TASK DIRECTIONS –
Among the entries below, find each line holding "Kaprun" and return it.

*****

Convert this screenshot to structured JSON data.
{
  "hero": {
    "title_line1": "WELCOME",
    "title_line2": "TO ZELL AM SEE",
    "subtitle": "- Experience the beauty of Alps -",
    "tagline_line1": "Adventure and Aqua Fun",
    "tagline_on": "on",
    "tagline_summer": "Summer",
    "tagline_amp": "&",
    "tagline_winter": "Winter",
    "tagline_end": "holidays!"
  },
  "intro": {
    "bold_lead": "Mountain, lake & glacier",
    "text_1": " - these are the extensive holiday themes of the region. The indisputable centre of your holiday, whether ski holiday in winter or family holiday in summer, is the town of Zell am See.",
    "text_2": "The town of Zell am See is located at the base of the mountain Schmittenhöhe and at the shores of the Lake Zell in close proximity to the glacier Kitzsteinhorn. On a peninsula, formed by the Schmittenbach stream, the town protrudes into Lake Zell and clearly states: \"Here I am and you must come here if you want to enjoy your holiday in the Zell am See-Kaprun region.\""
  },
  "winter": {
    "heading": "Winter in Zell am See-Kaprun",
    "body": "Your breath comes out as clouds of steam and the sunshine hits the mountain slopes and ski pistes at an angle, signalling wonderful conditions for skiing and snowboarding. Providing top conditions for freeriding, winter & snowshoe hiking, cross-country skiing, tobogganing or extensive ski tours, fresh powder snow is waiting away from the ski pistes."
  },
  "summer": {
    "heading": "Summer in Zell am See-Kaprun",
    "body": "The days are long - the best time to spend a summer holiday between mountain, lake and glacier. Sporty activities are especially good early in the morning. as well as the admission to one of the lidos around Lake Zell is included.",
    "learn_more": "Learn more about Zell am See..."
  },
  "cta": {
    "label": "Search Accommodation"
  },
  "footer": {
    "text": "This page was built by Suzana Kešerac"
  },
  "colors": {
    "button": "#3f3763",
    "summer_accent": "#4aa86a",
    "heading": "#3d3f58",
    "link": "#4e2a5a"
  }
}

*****

YOUR RESPONSE –
    "text_2": "The town of Zell am See is located at the base of the mountain Schmittenhöhe and at the shores of the Lake Zell in close proximity to the glacier Kitzsteinhorn. On a peninsula, formed by the Schmittenbach stream, the town protrudes into Lake Zell and clearly states: \"Here I am and you must come here if you want to enjoy your holiday in the Zell am See-Kaprun region.\""
    "heading": "Winter in Zell am See-Kaprun",
    "heading": "Summer in Zell am See-Kaprun",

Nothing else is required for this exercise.